Burr, B.M., and M.L. Warren, Jr. 1986. A distributional atlas of Kentucky fishes. Scientific and Technical Series No. 4. Kentucky State Nature Preserves Commission, Frankfort, KY.

Lachner, E.A., and R.E. Jenkins. 1971. Systematics, distribution, and evolution of the Nocomis biguttatus group (family Cyprinidae: Pisces) with a description of a new species from the Ozark Upland. Smithsonian Contributions to Zoology 91:1-28.

Page, L. M., and B. M. Burr. 1991. A field guide to freshwater fishes of North America north of Mexico. The Peterson Field Guide Series, volume 42. Houghton Mifflin Company, Boston, MA.

Robison, H.W., and T.M. Buchanan. 1998. Fishes of Arkansas. University of Arkansas Press, Fayetteville, AR.

Smith, C. L. 1985. The inland fishes of New York state. New York State Department of Environmental Conservation, Albany, NY.

Welsh, S.A., D.A. Cincotta, and W.C. Starnes. 2013. First records of Nocomis biguttatus (Hornyhead Chub) from West Virginia discovered in museum voucher specimens. Northeastern Naturalist 20(4):N19-N22. http://www.bioone.org/doi/full/10.1656/045.020.0412.

Other Resources:
FishBase Summary

Author: Leo Nico, and Matt Neilson

Revision Date: 4/24/2015

Peer Review Date: 4/1/2016

Citation Information:
Leo Nico, and Matt Neilson, 2019, Nocomis biguttatus (Kirtland, 1840): U.S. Geological Survey, Nonindigenous Aquatic Species Database, Gainesville, FL, https://nas.er.usgs.gov/queries/FactSheet.aspx?SpeciesID=574, Revision Date: 4/24/2015, Peer Review Date: 4/1/2016, Access Date: 10/19/2019

This information is preliminary or provisional and is subject to revision. It is being provided to meet the need for timely best science. The information has not received final approval by the U.S. Geological Survey (USGS) and is provided on the condition that neither the USGS nor the U.S. Government shall be held liable for any damages resulting from the authorized or unauthorized use of the information.

Disclaimer:

The data represented on this site vary in accuracy, scale, completeness, extent of coverage and origin. It is the user's responsibility to use these data consistent with their intended purpose and within stated limitations. We highly recommend reviewing metadata files prior to interpreting these data.

Citation information: U.S. Geological Survey. [2019]. Nonindigenous Aquatic Species Database. Gainesville, Florida. Accessed [10/19/2019].

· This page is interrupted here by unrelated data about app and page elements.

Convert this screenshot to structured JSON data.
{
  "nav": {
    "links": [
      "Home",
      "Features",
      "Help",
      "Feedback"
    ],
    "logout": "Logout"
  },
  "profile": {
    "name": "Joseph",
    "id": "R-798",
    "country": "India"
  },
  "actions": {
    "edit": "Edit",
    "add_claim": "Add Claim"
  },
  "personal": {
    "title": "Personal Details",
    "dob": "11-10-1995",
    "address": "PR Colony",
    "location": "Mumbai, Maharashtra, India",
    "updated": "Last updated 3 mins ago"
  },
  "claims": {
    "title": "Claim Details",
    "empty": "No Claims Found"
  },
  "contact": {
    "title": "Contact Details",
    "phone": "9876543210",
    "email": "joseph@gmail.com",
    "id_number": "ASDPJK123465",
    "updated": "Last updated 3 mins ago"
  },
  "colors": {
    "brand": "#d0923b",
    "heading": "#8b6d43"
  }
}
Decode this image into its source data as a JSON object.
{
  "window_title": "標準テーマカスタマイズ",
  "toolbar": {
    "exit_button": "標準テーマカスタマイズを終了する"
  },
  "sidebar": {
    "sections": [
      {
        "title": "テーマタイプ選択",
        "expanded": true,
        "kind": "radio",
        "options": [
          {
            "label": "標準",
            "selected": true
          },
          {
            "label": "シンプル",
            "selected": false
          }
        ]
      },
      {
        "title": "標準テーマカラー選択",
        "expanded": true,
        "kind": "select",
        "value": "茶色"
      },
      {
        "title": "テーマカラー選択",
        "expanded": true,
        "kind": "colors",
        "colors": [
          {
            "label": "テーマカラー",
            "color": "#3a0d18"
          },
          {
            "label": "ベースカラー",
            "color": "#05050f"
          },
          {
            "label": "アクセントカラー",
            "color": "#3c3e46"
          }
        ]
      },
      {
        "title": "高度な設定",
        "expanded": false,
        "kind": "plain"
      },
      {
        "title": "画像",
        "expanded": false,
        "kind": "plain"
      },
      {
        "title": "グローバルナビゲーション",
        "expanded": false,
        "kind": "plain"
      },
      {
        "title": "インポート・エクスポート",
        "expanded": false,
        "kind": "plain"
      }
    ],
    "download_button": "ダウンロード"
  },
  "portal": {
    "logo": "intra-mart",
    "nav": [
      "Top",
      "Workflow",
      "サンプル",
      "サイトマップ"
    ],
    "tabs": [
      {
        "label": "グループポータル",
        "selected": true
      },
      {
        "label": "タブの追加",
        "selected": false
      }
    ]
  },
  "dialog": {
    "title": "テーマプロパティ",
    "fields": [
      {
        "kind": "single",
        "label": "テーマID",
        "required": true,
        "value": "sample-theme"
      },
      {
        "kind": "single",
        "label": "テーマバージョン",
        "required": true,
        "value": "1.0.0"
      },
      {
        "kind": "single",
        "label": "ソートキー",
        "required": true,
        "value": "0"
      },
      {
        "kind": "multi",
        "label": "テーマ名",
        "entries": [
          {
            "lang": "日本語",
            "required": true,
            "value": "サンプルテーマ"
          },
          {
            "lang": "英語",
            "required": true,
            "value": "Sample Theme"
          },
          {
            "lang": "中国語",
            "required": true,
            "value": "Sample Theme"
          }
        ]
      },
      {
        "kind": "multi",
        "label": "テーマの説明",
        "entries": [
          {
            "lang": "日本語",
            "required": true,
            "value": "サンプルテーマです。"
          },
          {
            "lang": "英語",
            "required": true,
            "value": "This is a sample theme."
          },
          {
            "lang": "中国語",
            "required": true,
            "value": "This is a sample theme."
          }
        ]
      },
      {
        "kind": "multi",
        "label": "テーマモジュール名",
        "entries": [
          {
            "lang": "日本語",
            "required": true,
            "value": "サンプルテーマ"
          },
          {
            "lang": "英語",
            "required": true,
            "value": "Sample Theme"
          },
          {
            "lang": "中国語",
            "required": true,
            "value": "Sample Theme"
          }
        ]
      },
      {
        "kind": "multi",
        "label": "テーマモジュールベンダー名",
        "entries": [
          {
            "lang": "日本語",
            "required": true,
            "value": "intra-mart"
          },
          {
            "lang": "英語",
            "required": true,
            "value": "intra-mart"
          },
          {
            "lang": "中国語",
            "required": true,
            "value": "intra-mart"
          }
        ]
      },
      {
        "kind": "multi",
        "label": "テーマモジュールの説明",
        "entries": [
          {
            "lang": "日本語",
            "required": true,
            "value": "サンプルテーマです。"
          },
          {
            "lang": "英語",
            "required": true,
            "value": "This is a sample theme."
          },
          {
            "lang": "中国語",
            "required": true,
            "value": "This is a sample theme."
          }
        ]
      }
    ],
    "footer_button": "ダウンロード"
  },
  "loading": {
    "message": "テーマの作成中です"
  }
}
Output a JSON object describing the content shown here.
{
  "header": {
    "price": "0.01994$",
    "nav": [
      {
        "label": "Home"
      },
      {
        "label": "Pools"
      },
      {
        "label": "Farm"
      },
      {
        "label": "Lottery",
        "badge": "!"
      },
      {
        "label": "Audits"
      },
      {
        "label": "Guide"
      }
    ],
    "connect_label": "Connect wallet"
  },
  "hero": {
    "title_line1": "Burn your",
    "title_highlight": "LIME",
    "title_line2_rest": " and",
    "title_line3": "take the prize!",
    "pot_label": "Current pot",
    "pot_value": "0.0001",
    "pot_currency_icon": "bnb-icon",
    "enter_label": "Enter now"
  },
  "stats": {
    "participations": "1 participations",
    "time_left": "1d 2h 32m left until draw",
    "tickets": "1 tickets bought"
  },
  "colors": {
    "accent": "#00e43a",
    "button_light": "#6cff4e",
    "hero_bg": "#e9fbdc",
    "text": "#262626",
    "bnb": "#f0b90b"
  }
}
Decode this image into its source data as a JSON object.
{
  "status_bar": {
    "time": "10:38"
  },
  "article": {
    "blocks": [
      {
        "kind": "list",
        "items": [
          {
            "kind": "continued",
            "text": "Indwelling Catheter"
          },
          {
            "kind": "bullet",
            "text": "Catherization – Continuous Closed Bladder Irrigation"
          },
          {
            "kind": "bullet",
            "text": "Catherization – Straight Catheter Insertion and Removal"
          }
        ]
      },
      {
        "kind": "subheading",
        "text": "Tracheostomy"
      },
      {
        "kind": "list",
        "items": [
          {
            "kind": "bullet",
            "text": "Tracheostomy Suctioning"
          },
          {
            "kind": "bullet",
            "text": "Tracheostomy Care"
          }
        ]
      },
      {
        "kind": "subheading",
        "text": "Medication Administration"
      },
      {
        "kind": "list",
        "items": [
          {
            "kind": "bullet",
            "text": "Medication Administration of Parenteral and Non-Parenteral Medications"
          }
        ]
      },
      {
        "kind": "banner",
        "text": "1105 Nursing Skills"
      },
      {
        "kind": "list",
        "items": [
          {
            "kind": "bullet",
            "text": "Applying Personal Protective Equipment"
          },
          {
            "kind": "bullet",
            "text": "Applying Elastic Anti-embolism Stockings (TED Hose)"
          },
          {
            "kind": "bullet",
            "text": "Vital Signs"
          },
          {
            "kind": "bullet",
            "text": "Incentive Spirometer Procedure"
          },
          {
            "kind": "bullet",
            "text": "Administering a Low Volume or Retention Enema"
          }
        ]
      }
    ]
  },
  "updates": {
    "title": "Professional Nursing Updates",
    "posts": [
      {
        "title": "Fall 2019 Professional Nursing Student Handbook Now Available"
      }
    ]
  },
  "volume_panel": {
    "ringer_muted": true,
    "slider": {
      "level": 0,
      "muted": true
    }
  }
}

Contact us if you are using data from this site for a publication to make sure the data are being used appropriately and for potential co-authorship if warranted. For queries involving fish, please contact Matthew Neilson. For queries involving invertebrates, contact Amy Benson.